EPCS, unlike the old paper prescriptions, eliminates the opportunity for signature changes. So, not only are we being proactive by having identified a possible breach in a prescription’s security, but we are also helping to minimize addiction and deaths due to prescription drug diversion and abuse. This is a win-win for all of the stakeholders in this process.
Technology tools and solutions have helped to strengthen the care we can now deliver to our patients. We want to minimize data loss and minimize the consequences of any cyber attack without jeopardizing the care we deliver to those in need.
Due to the continued expansion of healthcare and its services, we will continue to manage complex healthcare environments while maintaining the security of the data we collect and store. Hence, healthcare organizations, including pharmacies, need to understand necessary workflows and processes to accomplish core clinical functions and simultaneously support security policies, controls, and oversight mechanisms.
The risk of a healthcare cyber attack is no longer just an IT-specific concern, but rather a long-term business strategy for healthcare, including the retail pharmacy enterprise. Hence, pharmacists must take these threats seriously and implement proactive IT solutions, while providing staff training to support a culture focused on providing excellent healthcare while maintaining data privacy and security.
1. Workgroup for Electronic Data Interchange (WEDI). Perspectives on cyber security in healthcare. June 2015. www.wedi.org/docs/test/cyber-security-primer.pdf?sfvrsn=0. Accessed October 18, 2015.
2. Symantec. Internet Security Threat Report 2015, vol. 20. www4.symantec.com/mktginfo/whitepaper/ISTR/21347932_GA-internet-security-threat-report-volume-20-2015-social_v2.pdf. Accessed October 18, 2015.
3. Filkins B. SANS Institute. New threats drive improved practices: state of cybersecurity in health care organizations. December 2014. www.sans.org/reading-room/whitepapers/analyst/threats-drive-improved-practices-state-cybersecurity-health-care-organizations-35652. Accessed October 18, 2015.
4. Calatayud P. The Surescripts Blog. Cybersecurity: defense is the best offense. http://surescripts.com/news-center/blog/!content/posts/2014/09/08/cybersecurity-defense-is-the-best-offense. Accessed October 18, 2015.
5. Calatayud P. The Surescripts Blog. Five tips for cybersecurity, and why they should matter to healthcare professionals. http://surescripts.com/news-center/blog/!content/posts/2014/10/15/five-tips-for-cybersecurity-and-why-they-should-matter-to-healthcare-professionals. Accessed October 18, 2015.

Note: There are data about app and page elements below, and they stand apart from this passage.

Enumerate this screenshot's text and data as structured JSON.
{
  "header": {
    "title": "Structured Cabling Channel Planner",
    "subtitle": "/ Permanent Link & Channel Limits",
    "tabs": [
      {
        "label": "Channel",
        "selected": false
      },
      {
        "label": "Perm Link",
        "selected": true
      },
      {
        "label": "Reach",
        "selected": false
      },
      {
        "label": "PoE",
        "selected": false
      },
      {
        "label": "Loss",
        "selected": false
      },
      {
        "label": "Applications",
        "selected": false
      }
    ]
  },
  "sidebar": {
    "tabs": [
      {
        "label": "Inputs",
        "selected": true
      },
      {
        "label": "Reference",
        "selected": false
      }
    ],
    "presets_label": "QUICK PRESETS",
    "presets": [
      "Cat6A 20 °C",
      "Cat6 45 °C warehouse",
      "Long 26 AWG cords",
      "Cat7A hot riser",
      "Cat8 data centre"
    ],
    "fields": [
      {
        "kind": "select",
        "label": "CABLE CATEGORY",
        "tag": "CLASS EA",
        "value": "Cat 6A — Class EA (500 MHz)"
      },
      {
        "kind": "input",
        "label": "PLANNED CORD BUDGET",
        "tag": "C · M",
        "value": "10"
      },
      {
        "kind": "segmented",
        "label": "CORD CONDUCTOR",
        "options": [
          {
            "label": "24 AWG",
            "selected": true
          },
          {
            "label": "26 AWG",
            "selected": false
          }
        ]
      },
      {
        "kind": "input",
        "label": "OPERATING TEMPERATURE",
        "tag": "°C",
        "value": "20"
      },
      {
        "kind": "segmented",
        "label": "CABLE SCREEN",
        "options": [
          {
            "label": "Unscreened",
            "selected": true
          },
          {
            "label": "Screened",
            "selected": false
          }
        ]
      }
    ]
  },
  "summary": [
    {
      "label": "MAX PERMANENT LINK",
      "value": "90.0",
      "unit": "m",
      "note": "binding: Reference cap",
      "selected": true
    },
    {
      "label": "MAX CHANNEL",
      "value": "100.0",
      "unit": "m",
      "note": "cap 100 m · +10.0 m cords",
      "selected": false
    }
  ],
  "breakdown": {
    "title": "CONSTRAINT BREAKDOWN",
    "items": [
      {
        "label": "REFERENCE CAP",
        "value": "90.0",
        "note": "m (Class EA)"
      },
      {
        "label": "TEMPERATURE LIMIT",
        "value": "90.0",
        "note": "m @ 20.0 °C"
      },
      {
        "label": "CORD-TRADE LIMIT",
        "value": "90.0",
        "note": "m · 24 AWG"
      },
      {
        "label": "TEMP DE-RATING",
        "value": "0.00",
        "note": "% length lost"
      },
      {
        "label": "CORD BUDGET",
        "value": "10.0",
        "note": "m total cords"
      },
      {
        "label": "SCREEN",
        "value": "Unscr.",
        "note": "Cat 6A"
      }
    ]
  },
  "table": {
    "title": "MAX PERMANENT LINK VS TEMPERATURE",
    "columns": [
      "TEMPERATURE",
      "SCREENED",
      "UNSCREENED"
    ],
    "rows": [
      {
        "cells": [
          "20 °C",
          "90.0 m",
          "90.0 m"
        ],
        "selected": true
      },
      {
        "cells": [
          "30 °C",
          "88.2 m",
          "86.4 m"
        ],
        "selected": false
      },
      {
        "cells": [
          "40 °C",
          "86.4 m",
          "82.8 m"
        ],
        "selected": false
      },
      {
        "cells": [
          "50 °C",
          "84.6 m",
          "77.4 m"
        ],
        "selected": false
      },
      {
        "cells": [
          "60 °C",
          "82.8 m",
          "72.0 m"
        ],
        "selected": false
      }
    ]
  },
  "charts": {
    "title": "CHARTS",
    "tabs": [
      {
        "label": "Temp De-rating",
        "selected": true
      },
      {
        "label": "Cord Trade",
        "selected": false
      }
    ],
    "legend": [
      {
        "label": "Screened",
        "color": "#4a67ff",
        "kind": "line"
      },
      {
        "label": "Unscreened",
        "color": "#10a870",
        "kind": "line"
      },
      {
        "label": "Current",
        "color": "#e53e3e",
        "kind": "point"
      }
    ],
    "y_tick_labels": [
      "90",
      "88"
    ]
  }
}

6. Imprivata. A quick guide to EPCS. What you need to know to implement electronic prescriptions for controlled substances. www.imprivata.com/resources/whitepapers/quick-guide-epcs-what-you-need-know-implement-electronic-prescriptions. Accessed October 18, 2015.
To comment on this article, contact firstname.lastname@example.org.